The Big Ten school will welcome gay fans at their game against Northwestern
Jon Kitto with Senior Assistant Athletic Director Dr. Pat Kraft. Photo credit Mike Dickbernd, IU Athletics.
Indiana University is taking yet another ground-breaking step forward with its athletic department’s strong pro-LGBT stance.
The Hoosiers play host to Northwestern University on Saturday, Oct. 30, and the football game will be LGBT Appreciation Day at Memorial Stadium on the Bloomington campus.
“The idea was to use football as a symbol that would send a message to all people (that), ‘Indiana University Welcomes You!’” said Jon Kitto, 52, an IU associate director. “I felt it would send a powerful message of acceptance to have an area that has historically been associated with homophobia, sponsor a festive event for gay, lesbians, bisexual, transgender and questioning young people.”
And yes, “we do hope to make this an annual event of some type,” Kitto added.
IU’s athletic department jumped on the pro-LGBT campaign with both feet earlier this year, setting up June 12 at Pride Fest in Indianapolis.
“Indiana has always been on the fore-front of acceptance and inclusion,” Kitto said. “Reaching out wasn’t on their radar, but neither was not reaching out. The short answer is that they were asked, and said ‘yes.’”
Kitto said IU’s pro-gay stance has been received very well, even with a sense of excitement within the athletic department. “The four straight members of the (athletic) department who volunteered to work the department’s booth at Pride were so excited that they proposed an athletic department float at the next Pride,” Kitto said.
IU’s campus in Bloomington is 45-minutes by car from Indianapolis.
“Indiana University has long had a sizeable LGBT population,” Kitto said. “Under the 70-year tutelage of Herman B Wells, Indiana promoted research and understanding in the area of sex and sexual orientation. Wells was very active in hiring diverse faculty and staff, so the university community has been accommodating for many years. Estimates are that there are approximately 10,000 LGBT people in the Bloomington community.”
During the 2010 Indianapolis Pride, four IU athletes went to the athletic department’s booth and identified themselves as gay to the personnel. “They said that the presence of the department sent such a strong message of acceptance that they came out to the department for the first time,” Kitto said.
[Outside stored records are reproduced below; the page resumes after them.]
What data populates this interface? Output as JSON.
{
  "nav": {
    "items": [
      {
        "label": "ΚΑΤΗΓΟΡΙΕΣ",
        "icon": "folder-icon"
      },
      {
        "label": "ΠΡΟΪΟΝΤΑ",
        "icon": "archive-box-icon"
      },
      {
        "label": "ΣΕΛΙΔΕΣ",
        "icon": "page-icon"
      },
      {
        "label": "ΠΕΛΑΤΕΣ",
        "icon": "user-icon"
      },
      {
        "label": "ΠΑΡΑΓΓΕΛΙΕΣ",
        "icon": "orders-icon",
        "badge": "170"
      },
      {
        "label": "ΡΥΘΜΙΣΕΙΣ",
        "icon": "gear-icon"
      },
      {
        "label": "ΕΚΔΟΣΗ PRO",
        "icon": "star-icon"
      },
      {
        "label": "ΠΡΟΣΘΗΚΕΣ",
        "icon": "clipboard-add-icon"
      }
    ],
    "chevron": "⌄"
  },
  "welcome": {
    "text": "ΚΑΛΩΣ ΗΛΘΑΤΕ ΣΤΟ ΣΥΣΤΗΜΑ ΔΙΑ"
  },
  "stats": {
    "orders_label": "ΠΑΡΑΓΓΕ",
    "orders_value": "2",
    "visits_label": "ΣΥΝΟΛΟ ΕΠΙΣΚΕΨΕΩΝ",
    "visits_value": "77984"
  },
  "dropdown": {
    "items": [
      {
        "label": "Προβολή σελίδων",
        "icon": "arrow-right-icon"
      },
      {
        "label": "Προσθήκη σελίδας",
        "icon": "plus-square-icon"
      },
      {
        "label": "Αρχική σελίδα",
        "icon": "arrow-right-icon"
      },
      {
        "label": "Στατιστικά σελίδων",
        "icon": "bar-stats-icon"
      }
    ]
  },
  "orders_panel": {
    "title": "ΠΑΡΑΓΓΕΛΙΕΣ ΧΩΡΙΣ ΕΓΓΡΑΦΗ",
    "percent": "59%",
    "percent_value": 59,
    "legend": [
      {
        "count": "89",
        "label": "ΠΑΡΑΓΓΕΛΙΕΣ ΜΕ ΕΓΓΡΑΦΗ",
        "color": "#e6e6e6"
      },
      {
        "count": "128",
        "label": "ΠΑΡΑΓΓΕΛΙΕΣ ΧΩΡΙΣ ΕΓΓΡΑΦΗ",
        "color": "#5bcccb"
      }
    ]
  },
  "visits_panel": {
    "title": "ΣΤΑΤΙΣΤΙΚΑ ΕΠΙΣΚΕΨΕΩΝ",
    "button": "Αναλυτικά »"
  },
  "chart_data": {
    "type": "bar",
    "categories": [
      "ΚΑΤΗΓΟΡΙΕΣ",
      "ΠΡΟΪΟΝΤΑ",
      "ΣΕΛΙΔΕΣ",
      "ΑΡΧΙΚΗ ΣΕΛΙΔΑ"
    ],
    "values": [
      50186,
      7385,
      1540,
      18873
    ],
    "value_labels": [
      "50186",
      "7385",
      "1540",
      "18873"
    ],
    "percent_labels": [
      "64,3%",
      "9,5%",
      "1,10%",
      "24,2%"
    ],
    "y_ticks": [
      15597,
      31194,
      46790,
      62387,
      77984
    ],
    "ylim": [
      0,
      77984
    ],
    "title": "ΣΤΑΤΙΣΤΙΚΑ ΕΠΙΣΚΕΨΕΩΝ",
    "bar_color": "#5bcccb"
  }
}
IU football coach Bill Lynch, on his own, with no prompting, has volunteered to serve on a diversity panel and he was a judge in the “Mr. Out at Kelly” contest for the IU Business School, Kitto said.
IU also is extending the welcome mat to Northwestern’s LGBT fans.
Kitto said organizers are not expecting any protesters at the game—“absolutely none.” And they’ve even received support from some of the players.
IU quarterback Ben Chappell sent Kitto an email saying, “Thank you for all you are doing for Indiana University,” Kitto said.
You can read more from Ross Forman at his blog.